Millions of poor people could be threatened by Australian free trade deal with China

Campaigns and Advocacy, Media Releases article written on the 20 Mar 2007

The livelihoods of millions of poor sheep herders and cotton farmers could be threatened if a free trade agreement between China and Australia goes ahead, warned Oxfam today (21 March) as it published a new report, ‘Signing Away the Future.’
‘A proposed trade deal between Australia and China may have disastrous consequences for poor people living in rural China,’ said Oxfam Australia’s trade expert, Jeff Atkinson.
According to the report, rich countries are using regional and bilateral trade deals to obtain concessions they cannot get at the World Trade Organisation, with serious implications for the development of poor countries. ‘Trade is important for growth but these agreements are bad for development. They require enormous irreversible concessions from developing countries and almost nothing in return from rich countries,’ said Mr Atkinson.
The potential negative implications of free trade agreements for development are significant as the Australia/China deal currently on the negotiating table shows. China is the biggest purchaser of Australian wool, with exports valued at $1.3 billion. This has had an impact on sheep herders in inland provinces and in China’s sensitive western border provinces. In a visit to Xinjiang in China’s rural north-west, fair-trade advocate Oxfam found herders had experienced a continuous price drop of more than 50% in the last few years. The free trade agreement with China, which seeks to enlarge market access in wheat, wool, beef, sugar and cotton, could also impact the livelihoods of many peasant cotton farmers who are currently experiencing severe price fluctuation and stagnation.
The China agreement is only one of many being negotiated by Australia with developing countries. This will only weaken the multilateral rules-based trading system. And it’s an experience mirrored worldwide as a spate of regional and bilateral trade agreements brokered by rich countries like the US and EU threaten the chances of poor countries to reduce poverty and promote development.

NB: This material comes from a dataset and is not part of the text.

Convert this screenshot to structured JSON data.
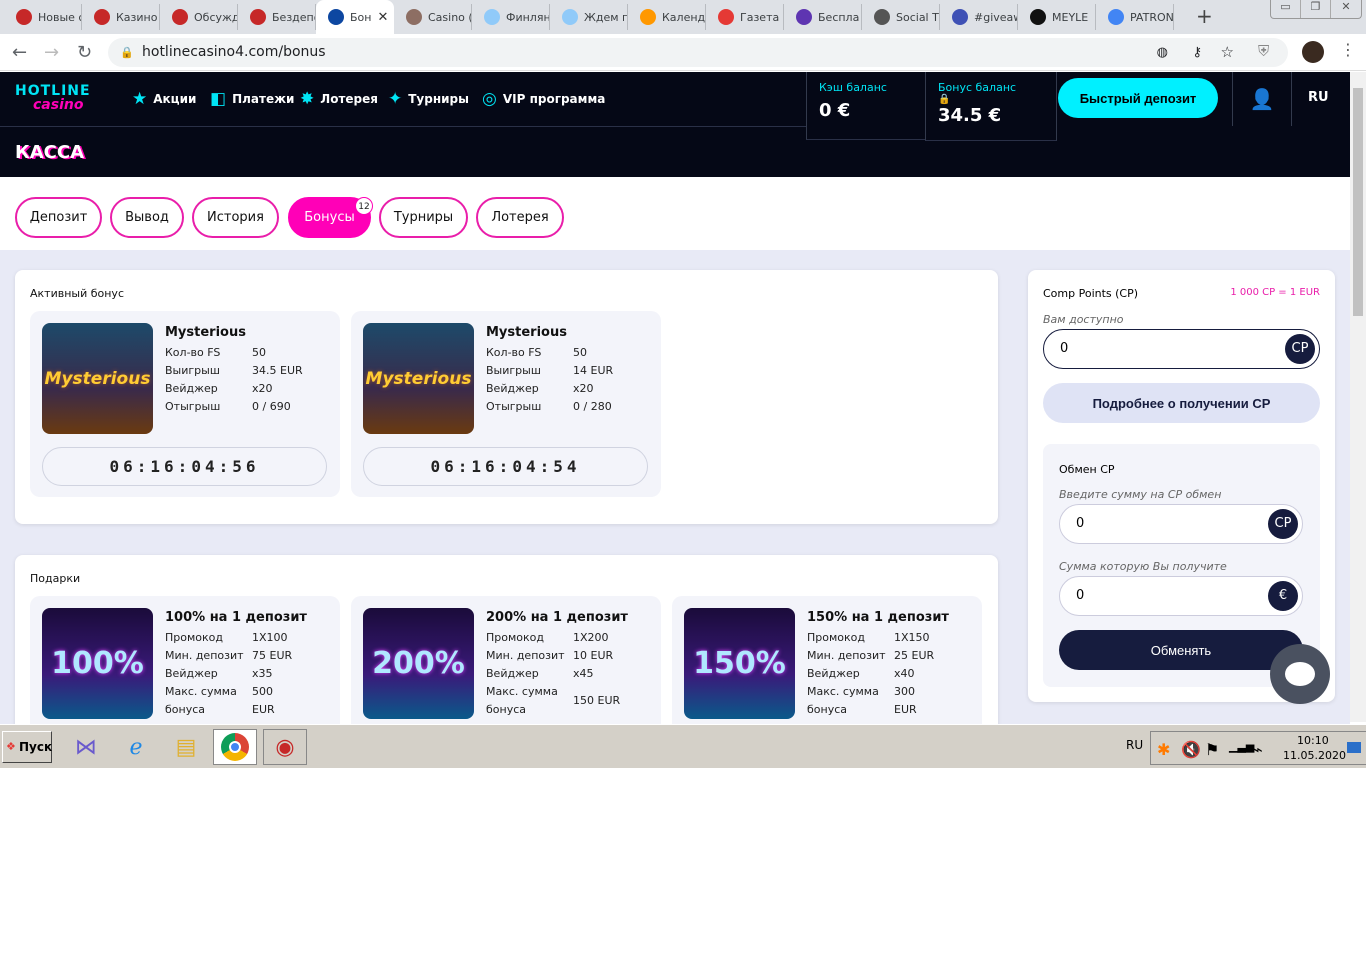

Multilateralism is the key to fairer trade rules and the World Trade Organisation is the key body to achieving this aim, says Oxfam. ‘Australia and other rich countries must use the WTO to negotiate trade deals that improve the lives and livelihoods of vulnerable people as well as help people to trade their way out of poverty,’ Mr Atkinson said.
Oxfam’s report ‘Signing Away the Future,’ calls on the EU and US as well as other developed countries including Australia to stop imposing free trade deals on poor countries. Instead they must concentrate their efforts on reactivating the WTO talks, which are stalling due to the failure of rich countries to deliver promised reforms.
The report recommends that all trade rules, whether multilateral, regional or bilateral:
· recognize that developing countries need special and differential treatment
· allow developing countries to adopt flexible intellectual property legislation
· exclude essential services such as health from liberalization commitments
· recognise the right of governments to regulate foreign investors
· ensure participation of civil society and other actors in the negotiating process
‘Poor countries are being pressured to open their markets dramatically through free trade agreements. It is hugely unjust,’ Mr Atkinson concluded.
For more information or to arrange an interview call Vedran Drakulic on 0409 960 100